Available data:

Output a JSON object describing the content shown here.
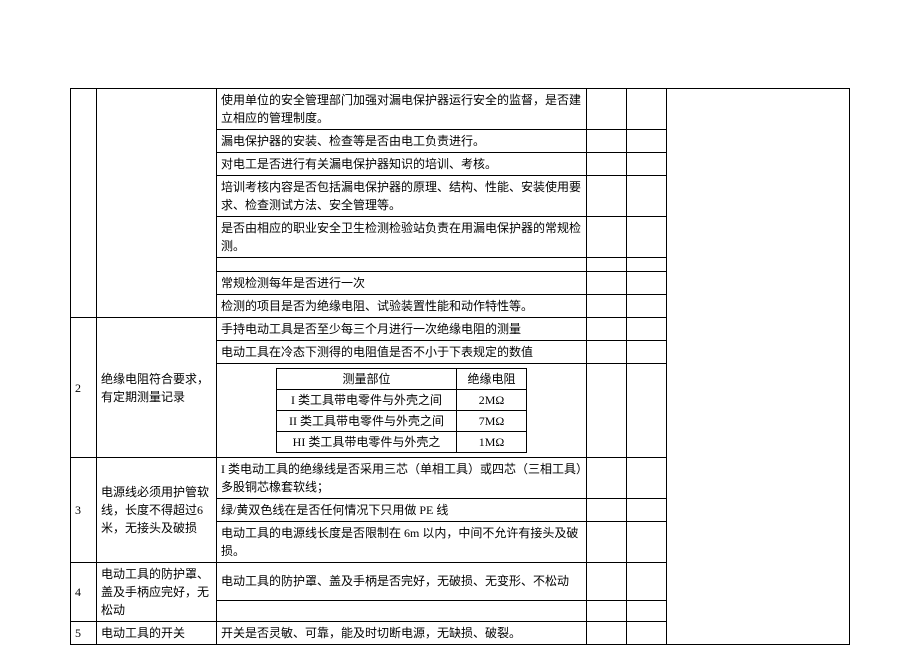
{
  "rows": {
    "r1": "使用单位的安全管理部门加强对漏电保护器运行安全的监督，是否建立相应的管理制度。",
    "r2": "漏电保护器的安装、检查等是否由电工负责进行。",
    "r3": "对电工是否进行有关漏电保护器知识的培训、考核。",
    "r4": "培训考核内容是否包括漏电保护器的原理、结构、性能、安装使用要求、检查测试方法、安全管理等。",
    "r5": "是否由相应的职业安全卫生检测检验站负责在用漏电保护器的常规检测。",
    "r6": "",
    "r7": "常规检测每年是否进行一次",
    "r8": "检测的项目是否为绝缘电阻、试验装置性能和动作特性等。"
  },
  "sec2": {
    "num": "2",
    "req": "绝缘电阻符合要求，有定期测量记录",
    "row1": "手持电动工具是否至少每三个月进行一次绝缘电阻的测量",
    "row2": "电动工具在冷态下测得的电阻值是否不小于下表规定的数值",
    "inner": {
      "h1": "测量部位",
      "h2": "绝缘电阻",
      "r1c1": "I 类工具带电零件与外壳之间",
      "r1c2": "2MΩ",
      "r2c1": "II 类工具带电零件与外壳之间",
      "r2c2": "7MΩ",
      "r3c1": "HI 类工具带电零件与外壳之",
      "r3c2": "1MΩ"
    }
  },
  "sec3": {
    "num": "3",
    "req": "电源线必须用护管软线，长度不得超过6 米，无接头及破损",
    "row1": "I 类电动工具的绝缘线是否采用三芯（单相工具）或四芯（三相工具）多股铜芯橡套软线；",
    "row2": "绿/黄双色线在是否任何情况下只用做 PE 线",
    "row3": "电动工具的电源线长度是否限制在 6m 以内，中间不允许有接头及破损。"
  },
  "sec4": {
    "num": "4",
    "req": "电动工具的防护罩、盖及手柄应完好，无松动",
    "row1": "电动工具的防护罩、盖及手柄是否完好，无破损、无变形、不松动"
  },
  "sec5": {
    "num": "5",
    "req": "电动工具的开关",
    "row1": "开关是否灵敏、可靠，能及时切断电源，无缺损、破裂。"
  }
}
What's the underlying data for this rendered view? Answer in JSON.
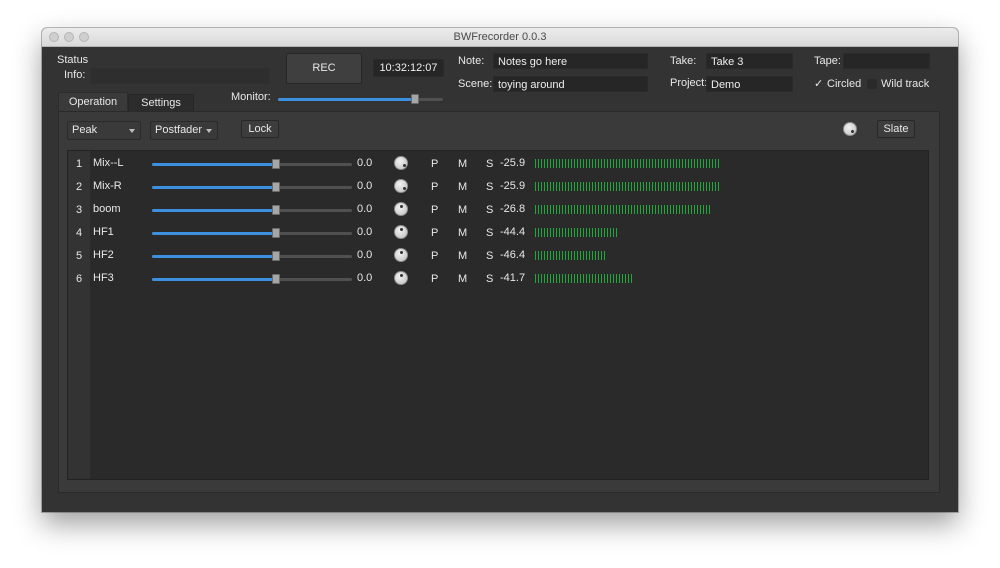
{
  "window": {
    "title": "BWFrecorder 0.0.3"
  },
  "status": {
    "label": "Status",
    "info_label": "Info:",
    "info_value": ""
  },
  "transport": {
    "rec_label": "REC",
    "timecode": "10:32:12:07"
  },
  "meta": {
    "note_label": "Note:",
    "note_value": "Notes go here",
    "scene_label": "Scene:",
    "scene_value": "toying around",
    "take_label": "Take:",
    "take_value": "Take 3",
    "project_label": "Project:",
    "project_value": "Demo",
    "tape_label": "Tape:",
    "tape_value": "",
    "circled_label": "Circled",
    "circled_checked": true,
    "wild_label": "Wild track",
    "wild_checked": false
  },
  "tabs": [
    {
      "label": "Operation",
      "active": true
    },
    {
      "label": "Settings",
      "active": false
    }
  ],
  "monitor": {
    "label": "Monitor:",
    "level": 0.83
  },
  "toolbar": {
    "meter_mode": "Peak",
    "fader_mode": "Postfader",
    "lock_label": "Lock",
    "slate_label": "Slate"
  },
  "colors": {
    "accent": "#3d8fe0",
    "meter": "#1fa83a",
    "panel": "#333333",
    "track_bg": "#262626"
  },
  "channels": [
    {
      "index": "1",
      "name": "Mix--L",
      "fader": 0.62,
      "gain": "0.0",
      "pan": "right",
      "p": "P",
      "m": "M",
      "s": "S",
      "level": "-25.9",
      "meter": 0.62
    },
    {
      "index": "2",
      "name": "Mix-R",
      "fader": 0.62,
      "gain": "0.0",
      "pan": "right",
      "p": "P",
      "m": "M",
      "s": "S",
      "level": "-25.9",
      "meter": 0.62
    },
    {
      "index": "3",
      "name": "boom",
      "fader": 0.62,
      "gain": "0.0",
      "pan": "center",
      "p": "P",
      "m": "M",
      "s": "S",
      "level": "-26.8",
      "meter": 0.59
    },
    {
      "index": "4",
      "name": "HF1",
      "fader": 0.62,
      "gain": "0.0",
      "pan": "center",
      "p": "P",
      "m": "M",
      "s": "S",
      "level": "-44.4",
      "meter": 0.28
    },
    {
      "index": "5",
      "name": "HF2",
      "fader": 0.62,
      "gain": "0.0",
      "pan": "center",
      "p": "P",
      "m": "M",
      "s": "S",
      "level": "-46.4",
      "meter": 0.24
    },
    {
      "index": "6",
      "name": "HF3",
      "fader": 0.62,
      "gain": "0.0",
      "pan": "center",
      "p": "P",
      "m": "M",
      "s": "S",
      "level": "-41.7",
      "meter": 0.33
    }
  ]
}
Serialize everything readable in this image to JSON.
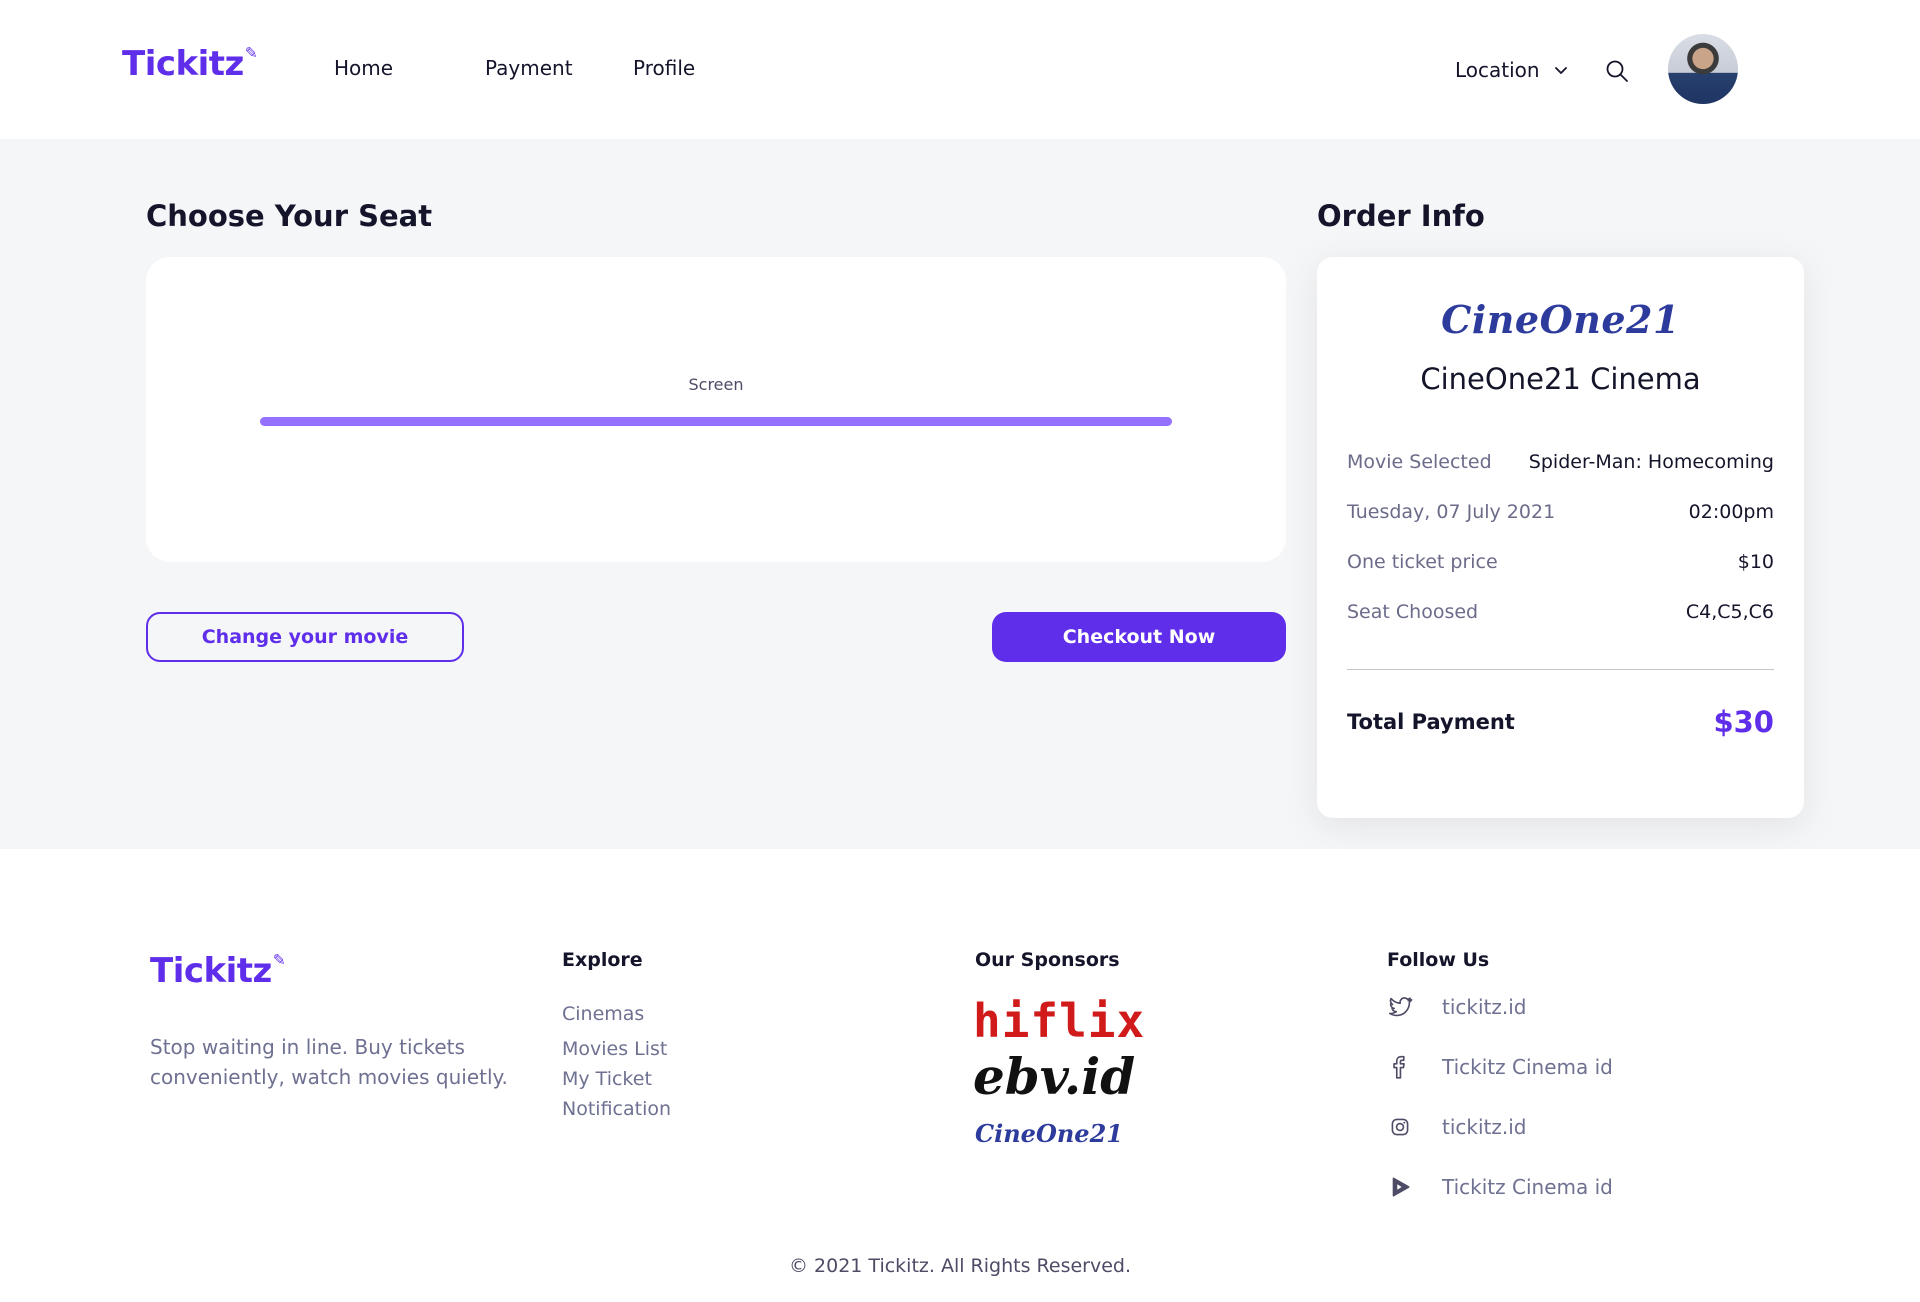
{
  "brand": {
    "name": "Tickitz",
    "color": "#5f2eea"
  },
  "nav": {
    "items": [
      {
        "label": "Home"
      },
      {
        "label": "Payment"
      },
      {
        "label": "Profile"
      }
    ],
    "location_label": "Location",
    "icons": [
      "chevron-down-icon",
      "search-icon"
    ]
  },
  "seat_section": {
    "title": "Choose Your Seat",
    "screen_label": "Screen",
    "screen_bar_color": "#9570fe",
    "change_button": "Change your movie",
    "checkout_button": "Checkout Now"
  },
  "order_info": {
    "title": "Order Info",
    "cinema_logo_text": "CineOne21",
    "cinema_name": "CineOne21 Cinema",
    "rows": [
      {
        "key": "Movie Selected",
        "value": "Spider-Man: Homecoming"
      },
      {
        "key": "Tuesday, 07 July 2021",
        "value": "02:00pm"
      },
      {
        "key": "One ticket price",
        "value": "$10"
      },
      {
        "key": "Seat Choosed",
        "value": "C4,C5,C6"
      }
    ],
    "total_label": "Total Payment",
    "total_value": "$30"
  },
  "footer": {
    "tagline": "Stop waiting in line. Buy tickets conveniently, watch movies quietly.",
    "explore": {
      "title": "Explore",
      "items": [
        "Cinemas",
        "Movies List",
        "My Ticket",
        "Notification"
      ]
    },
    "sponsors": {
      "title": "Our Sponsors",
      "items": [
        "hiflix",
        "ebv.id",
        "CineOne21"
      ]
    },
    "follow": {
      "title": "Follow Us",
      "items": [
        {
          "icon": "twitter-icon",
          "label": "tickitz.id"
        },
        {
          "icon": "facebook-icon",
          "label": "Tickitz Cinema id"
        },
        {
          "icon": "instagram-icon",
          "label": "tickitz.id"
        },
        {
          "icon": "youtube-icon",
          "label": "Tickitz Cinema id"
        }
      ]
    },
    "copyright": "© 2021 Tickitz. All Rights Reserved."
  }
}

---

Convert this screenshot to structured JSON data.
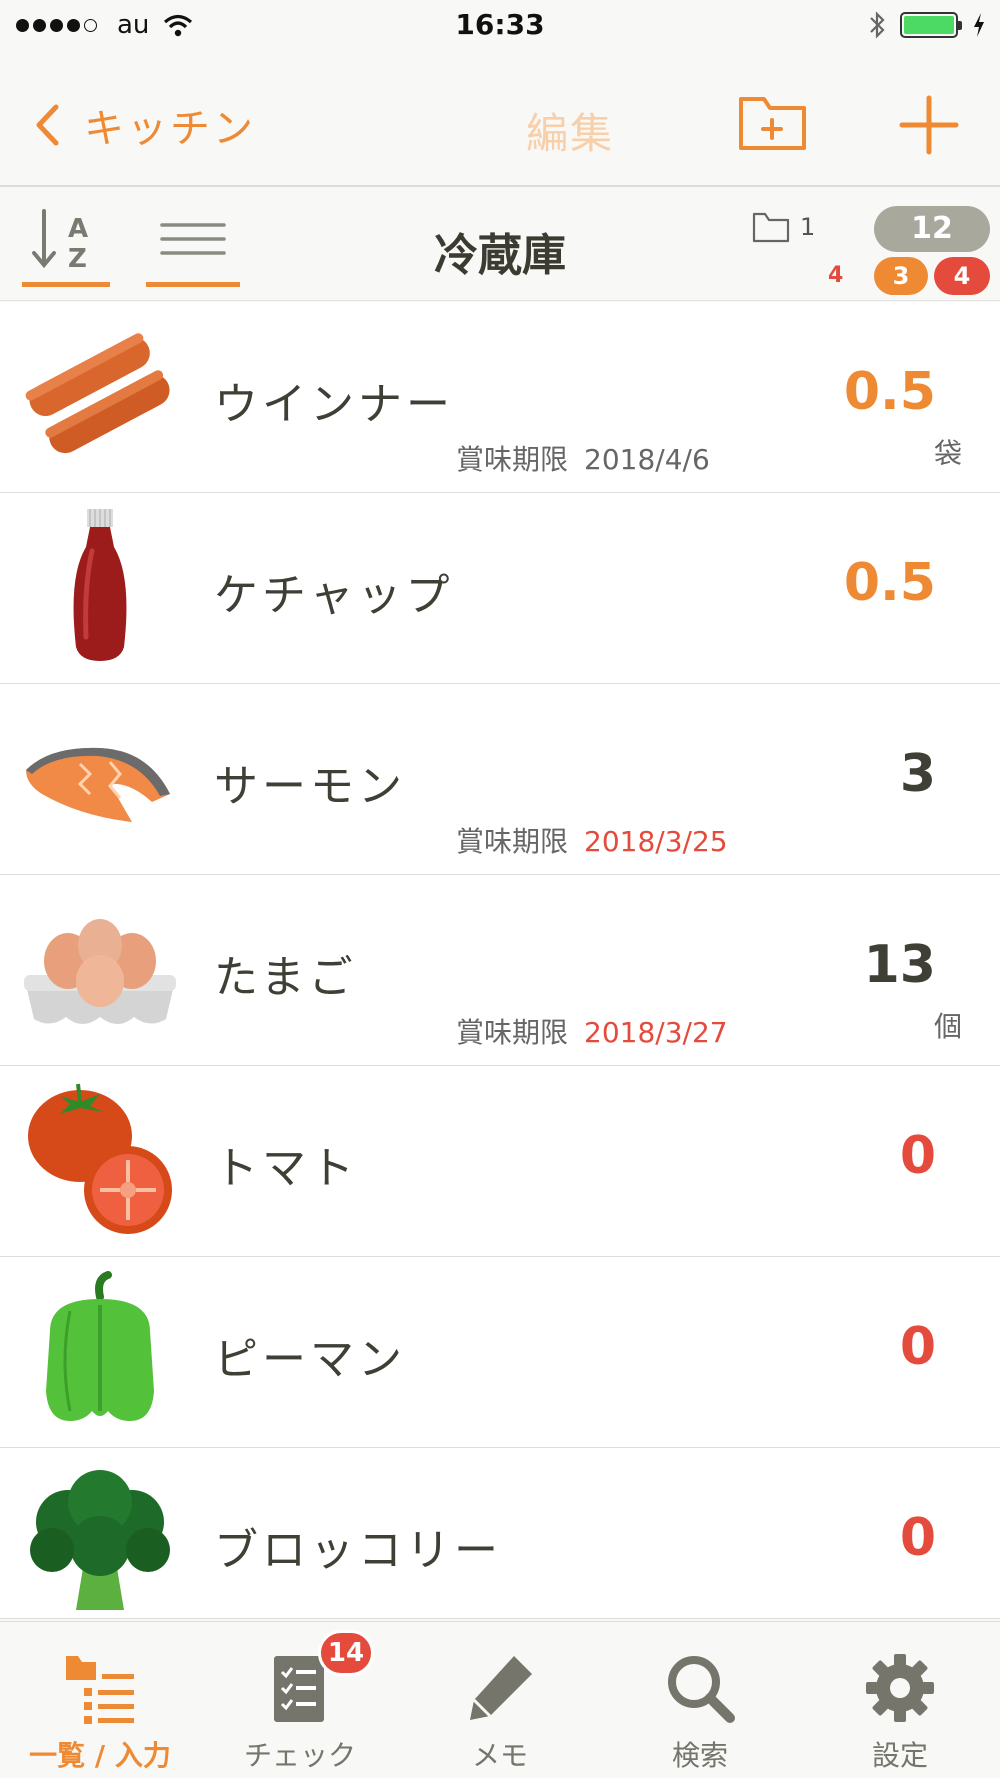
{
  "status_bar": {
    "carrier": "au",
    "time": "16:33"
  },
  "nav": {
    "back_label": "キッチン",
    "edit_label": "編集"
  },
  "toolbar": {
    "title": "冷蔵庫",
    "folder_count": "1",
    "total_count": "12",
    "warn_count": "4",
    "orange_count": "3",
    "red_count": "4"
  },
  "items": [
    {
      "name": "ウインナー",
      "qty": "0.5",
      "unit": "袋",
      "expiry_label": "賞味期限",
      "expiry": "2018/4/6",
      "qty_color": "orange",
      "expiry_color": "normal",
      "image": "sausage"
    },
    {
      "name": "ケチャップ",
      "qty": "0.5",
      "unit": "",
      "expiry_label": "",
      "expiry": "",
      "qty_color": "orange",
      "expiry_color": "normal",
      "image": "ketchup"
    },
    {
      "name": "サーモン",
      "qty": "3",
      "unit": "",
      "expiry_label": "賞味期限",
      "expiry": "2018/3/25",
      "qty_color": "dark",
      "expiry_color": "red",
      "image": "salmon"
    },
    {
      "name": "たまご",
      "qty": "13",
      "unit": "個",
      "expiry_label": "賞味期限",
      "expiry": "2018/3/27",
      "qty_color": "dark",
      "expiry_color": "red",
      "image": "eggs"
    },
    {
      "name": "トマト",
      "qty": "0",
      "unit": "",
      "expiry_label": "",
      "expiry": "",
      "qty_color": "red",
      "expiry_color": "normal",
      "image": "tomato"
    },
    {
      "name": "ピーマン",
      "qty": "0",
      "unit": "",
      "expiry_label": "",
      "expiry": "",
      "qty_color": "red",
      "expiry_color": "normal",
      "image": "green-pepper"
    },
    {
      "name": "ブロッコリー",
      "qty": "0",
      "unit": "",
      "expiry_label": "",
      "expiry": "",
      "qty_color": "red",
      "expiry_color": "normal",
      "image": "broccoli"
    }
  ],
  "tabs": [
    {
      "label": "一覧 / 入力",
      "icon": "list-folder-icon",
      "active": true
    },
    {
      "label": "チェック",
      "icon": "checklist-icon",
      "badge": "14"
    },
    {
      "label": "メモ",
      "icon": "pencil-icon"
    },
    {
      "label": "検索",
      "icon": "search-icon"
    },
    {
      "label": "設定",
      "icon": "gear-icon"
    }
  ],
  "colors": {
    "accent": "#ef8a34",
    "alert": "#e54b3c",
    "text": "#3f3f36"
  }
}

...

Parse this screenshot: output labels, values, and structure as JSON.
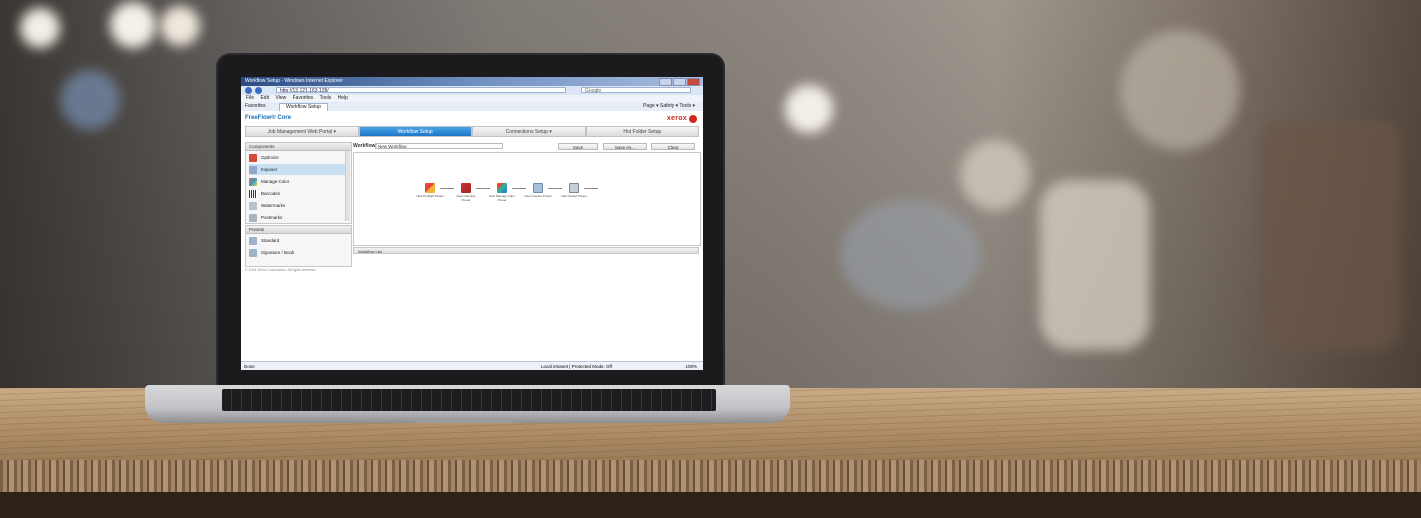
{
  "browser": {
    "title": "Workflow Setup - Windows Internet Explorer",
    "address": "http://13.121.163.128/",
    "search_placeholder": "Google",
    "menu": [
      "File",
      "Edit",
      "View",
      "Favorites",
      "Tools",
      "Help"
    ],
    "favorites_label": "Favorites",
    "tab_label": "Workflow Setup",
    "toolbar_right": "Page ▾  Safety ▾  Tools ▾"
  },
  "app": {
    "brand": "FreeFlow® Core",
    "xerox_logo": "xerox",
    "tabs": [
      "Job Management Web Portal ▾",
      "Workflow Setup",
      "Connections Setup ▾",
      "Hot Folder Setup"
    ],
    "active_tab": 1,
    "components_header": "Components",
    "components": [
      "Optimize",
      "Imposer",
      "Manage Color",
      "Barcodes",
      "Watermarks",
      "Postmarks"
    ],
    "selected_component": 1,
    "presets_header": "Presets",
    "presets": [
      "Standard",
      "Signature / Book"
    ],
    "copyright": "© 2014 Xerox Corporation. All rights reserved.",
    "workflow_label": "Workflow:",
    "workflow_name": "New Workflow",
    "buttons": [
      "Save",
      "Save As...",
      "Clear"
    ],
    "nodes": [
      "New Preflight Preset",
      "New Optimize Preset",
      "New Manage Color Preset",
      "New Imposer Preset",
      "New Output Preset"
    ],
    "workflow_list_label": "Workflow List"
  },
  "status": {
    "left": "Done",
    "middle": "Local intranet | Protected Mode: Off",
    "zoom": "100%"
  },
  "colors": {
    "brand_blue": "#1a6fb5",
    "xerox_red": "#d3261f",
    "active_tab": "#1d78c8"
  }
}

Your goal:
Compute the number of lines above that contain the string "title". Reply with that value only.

Completed exercise:
8